EXERCISE - The expected response is a copy of every line in the entries below that includes the word "detail".

SUPPLIED RECORDS -
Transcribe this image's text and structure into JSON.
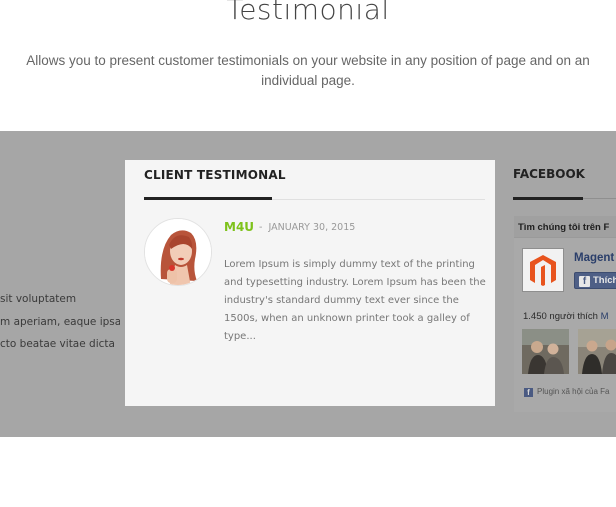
{
  "header": {
    "title": "Testimonial",
    "description": "Allows you to present customer testimonials on your website in any position of page and on an individual page."
  },
  "left_fragment": {
    "lines": [
      "sit voluptatem",
      "m aperiam, eaque ipsa",
      "cto beatae vitae dicta"
    ]
  },
  "testimonial": {
    "heading": "CLIENT TESTIMONAL",
    "author": "M4U",
    "separator": "-",
    "date": "JANUARY 30, 2015",
    "quote": "Lorem Ipsum is simply dummy text of the printing and typesetting industry. Lorem Ipsum has been the industry's standard dummy text ever since the 1500s, when an unknown printer took a galley of type...",
    "author_color": "#7ec21b"
  },
  "facebook": {
    "heading": "FACEBOOK",
    "find_us": "Tìm chúng tôi trên F",
    "page_name": "Magent",
    "like_label": "Thích",
    "like_count": "1.450 người thích",
    "like_count_tail": "M",
    "plugin_text": "Plugin xã hội của Fa"
  },
  "colors": {
    "band": "#a6a6a6",
    "card": "#f5f5f5",
    "facebook_blue": "#4e5f86",
    "magento_orange": "#e8541e"
  }
}
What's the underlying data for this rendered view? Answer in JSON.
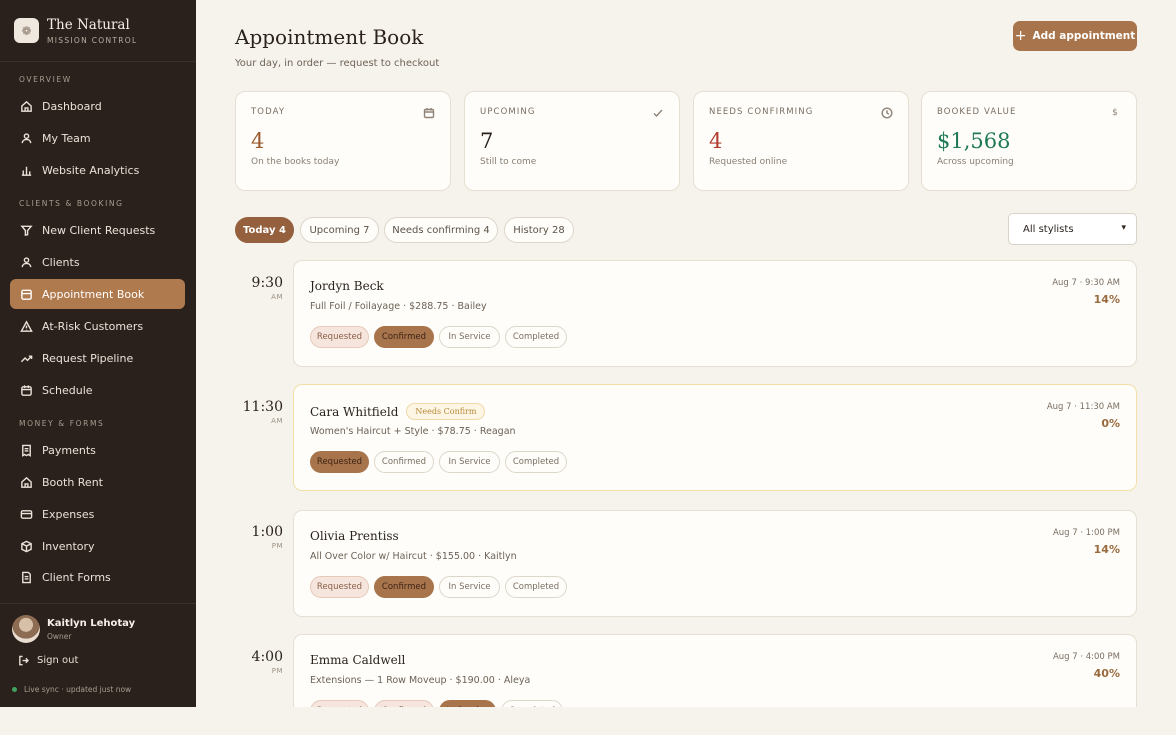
{
  "brand": {
    "name": "The Natural",
    "sub": "MISSION CONTROL"
  },
  "sidebar": {
    "sections": [
      "OVERVIEW",
      "CLIENTS & BOOKING",
      "MONEY & FORMS"
    ],
    "items": [
      {
        "label": "Dashboard",
        "icon": "home-icon"
      },
      {
        "label": "My Team",
        "icon": "team-icon"
      },
      {
        "label": "Website Analytics",
        "icon": "bar-chart-icon"
      },
      {
        "label": "New Client Requests",
        "icon": "filter-icon"
      },
      {
        "label": "Clients",
        "icon": "users-icon"
      },
      {
        "label": "Appointment Book",
        "icon": "book-icon"
      },
      {
        "label": "At-Risk Customers",
        "icon": "warning-icon"
      },
      {
        "label": "Request Pipeline",
        "icon": "trend-icon"
      },
      {
        "label": "Schedule",
        "icon": "calendar-icon"
      },
      {
        "label": "Payments",
        "icon": "receipt-icon"
      },
      {
        "label": "Booth Rent",
        "icon": "house-icon"
      },
      {
        "label": "Expenses",
        "icon": "card-icon"
      },
      {
        "label": "Inventory",
        "icon": "box-icon"
      },
      {
        "label": "Client Forms",
        "icon": "document-icon"
      }
    ],
    "user": {
      "name": "Kaitlyn Lehotay",
      "role": "Owner"
    },
    "signout": "Sign out",
    "live": "Live sync · updated just now"
  },
  "header": {
    "title": "Appointment Book",
    "subtitle": "Your day, in order — request to checkout",
    "add_button": "Add appointment"
  },
  "stats": [
    {
      "label": "TODAY",
      "value": "4",
      "caption": "On the books today",
      "color": "#9a5a2e",
      "icon": "calendar-icon"
    },
    {
      "label": "UPCOMING",
      "value": "7",
      "caption": "Still to come",
      "color": "#2b221c",
      "icon": "check-icon"
    },
    {
      "label": "NEEDS CONFIRMING",
      "value": "4",
      "caption": "Requested online",
      "color": "#b23a2e",
      "icon": "clock-icon"
    },
    {
      "label": "BOOKED VALUE",
      "value": "$1,568",
      "caption": "Across upcoming",
      "color": "#1f7a55",
      "icon": "dollar-icon",
      "icon_glyph": "$"
    }
  ],
  "tabs": [
    "Today 4",
    "Upcoming 7",
    "Needs confirming 4",
    "History 28"
  ],
  "stylist_filter": "All stylists",
  "status_labels": [
    "Requested",
    "Confirmed",
    "In Service",
    "Completed"
  ],
  "appointments": [
    {
      "time": "9:30",
      "ampm": "AM",
      "name": "Jordyn Beck",
      "detail": "Full Foil / Foilayage · $288.75 · Bailey",
      "date": "Aug 7 · 9:30 AM",
      "pct": "14%",
      "badge": "",
      "state": "confirmed"
    },
    {
      "time": "11:30",
      "ampm": "AM",
      "name": "Cara Whitfield",
      "detail": "Women's Haircut + Style · $78.75 · Reagan",
      "date": "Aug 7 · 11:30 AM",
      "pct": "0%",
      "badge": "Needs Confirm",
      "state": "requested"
    },
    {
      "time": "1:00",
      "ampm": "PM",
      "name": "Olivia Prentiss",
      "detail": "All Over Color w/ Haircut · $155.00 · Kaitlyn",
      "date": "Aug 7 · 1:00 PM",
      "pct": "14%",
      "badge": "",
      "state": "confirmed"
    },
    {
      "time": "4:00",
      "ampm": "PM",
      "name": "Emma Caldwell",
      "detail": "Extensions — 1 Row Moveup · $190.00 · Aleya",
      "date": "Aug 7 · 4:00 PM",
      "pct": "40%",
      "badge": "",
      "state": "inservice"
    }
  ]
}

COMPLETED EXERCISE -
      "detail": "Full Foil / Foilayage · $288.75 · Bailey",
      "detail": "Women's Haircut + Style · $78.75 · Reagan",
      "detail": "All Over Color w/ Haircut · $155.00 · Kaitlyn",
      "detail": "Extensions — 1 Row Moveup · $190.00 · Aleya",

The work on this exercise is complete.